Go through the entries, filter for the word "JSON", and copy every line that has it.

══ Exercise materials

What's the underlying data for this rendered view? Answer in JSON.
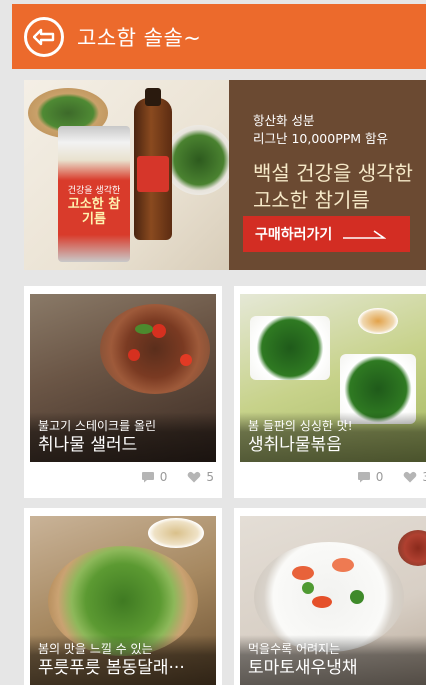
{
  "header": {
    "title": "고소함 솔솔~",
    "back_icon": "back-arrow-circle-icon"
  },
  "banner": {
    "subtitle_lines": [
      "항산화 성분",
      "리그난 10,000PPM 함유"
    ],
    "title_lines": [
      "백설 건강을 생각한",
      "고소한 참기름"
    ],
    "product_label_top": "건강을 생각한",
    "product_label_main": "고소한 참기름",
    "button_label": "구매하러가기"
  },
  "recipes": [
    {
      "subtitle": "불고기 스테이크를 올린",
      "title": "취나물 샐러드",
      "comments": "0",
      "likes": "5"
    },
    {
      "subtitle": "봄 들판의 싱싱한 맛!",
      "title": "생취나물볶음",
      "comments": "0",
      "likes": "3"
    },
    {
      "subtitle": "봄의 맛을 느낄 수 있는",
      "title": "푸릇푸릇 봄동달래···"
    },
    {
      "subtitle": "먹을수록 어려지는",
      "title": "토마토새우냉채"
    }
  ],
  "colors": {
    "header": "#ec6a2c",
    "banner_panel": "#6b4a32",
    "buy_button": "#d32d23"
  },
  "icons": {
    "comment": "speech-bubble-icon",
    "like": "heart-icon"
  }
}
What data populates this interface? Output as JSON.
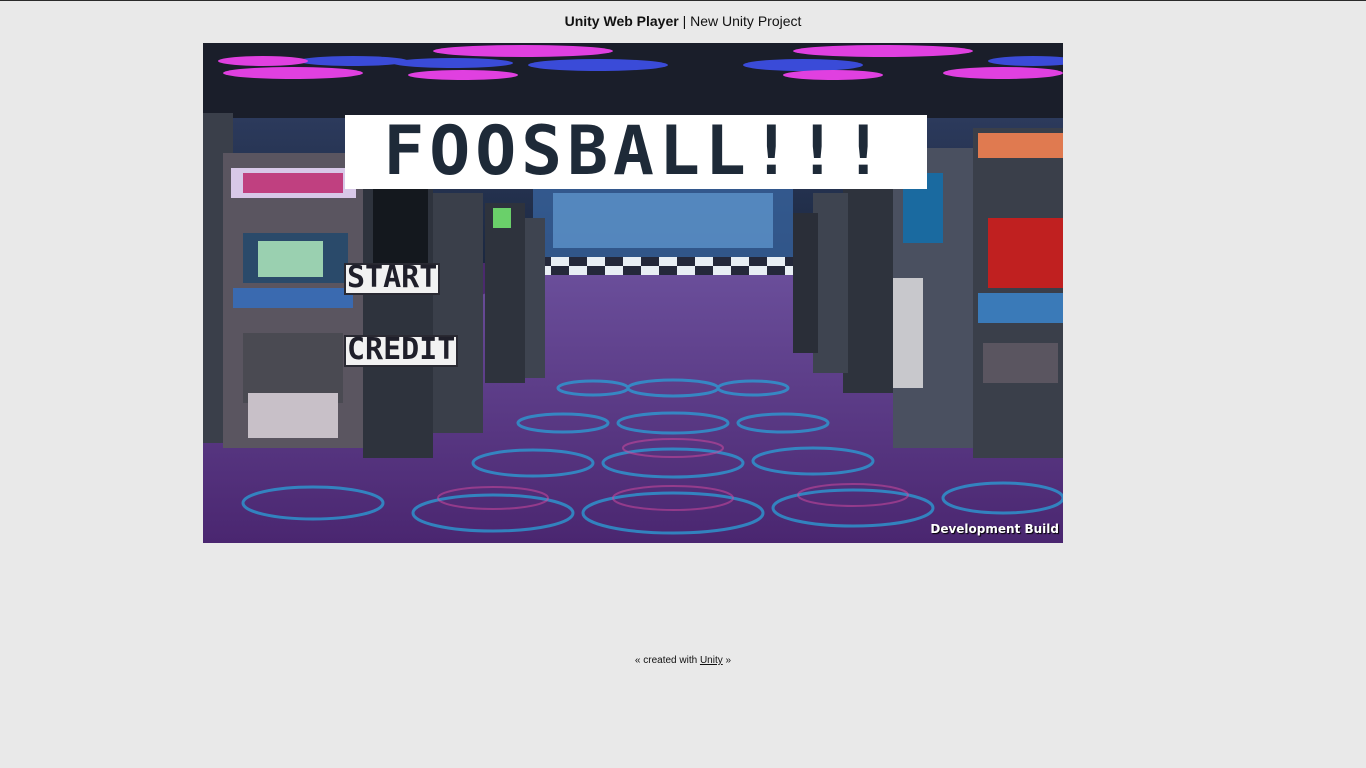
{
  "header": {
    "app_name": "Unity Web Player",
    "separator": " | ",
    "project_name": "New Unity Project"
  },
  "game": {
    "title": "FOOSBALL!!!",
    "menu": {
      "start_label": "START",
      "credit_label": "CREDIT"
    },
    "build_label": "Development Build",
    "colors": {
      "floor": "#5a2f86",
      "ceiling": "#1a1e2a",
      "neon_pink": "#e040e0",
      "neon_blue": "#3a4bd8",
      "carpet_ring": "#2aa0d8"
    }
  },
  "footer": {
    "prefix": "« created with ",
    "link_label": "Unity",
    "suffix": " »"
  }
}
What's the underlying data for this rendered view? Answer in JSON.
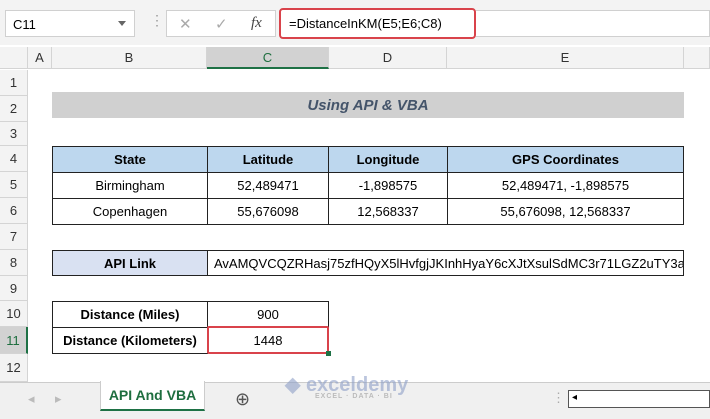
{
  "formula_bar": {
    "name_box": "C11",
    "formula": "=DistanceInKM(E5;E6;C8)",
    "cancel_icon": "✕",
    "enter_icon": "✓",
    "fx_label": "fx"
  },
  "columns": [
    "A",
    "B",
    "C",
    "D",
    "E"
  ],
  "rows": [
    "1",
    "2",
    "3",
    "4",
    "5",
    "6",
    "7",
    "8",
    "9",
    "10",
    "11",
    "12"
  ],
  "title": "Using API & VBA",
  "table": {
    "headers": [
      "State",
      "Latitude",
      "Longitude",
      "GPS Coordinates"
    ],
    "rows": [
      [
        "Birmingham",
        "52,489471",
        "-1,898575",
        "52,489471, -1,898575"
      ],
      [
        "Copenhagen",
        "55,676098",
        "12,568337",
        "55,676098, 12,568337"
      ]
    ]
  },
  "api": {
    "label": "API Link",
    "value": "AvAMQVCQZRHasj75zfHQyX5lHvfgjJKInhHyaY6cXJtXsulSdMC3r71LGZ2uTY3a"
  },
  "distance": {
    "miles_label": "Distance (Miles)",
    "miles_value": "900",
    "km_label": "Distance (Kilometers)",
    "km_value": "1448"
  },
  "sheet_tab": "API And VBA",
  "add_sheet": "⊕",
  "watermark": {
    "name": "exceldemy",
    "tagline": "EXCEL · DATA · BI"
  }
}
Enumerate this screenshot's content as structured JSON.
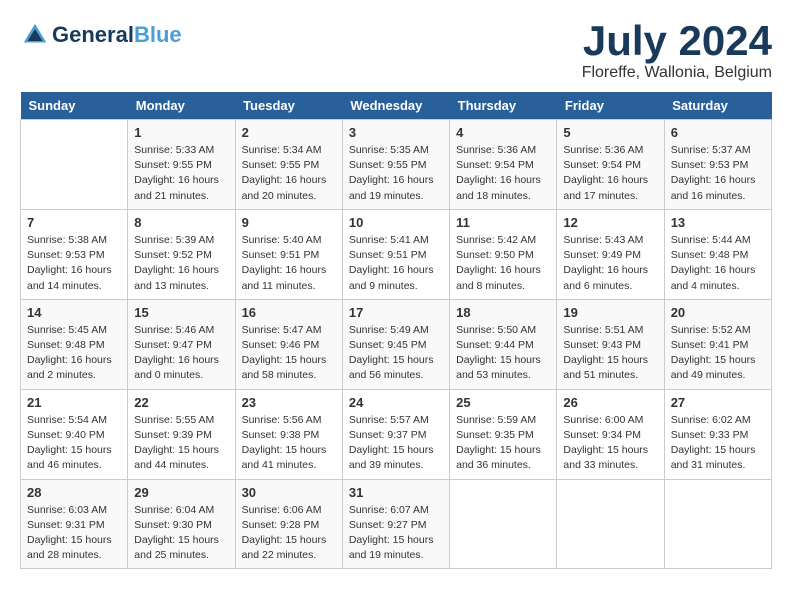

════

* [Task solution]
What's the underlying data for this rendered view? Answer in JSON.
What data populates this interface? Output as JSON.
What's the underlying data for this rendered view? Answer in JSON.
Enumerate this screenshot's content as structured JSON.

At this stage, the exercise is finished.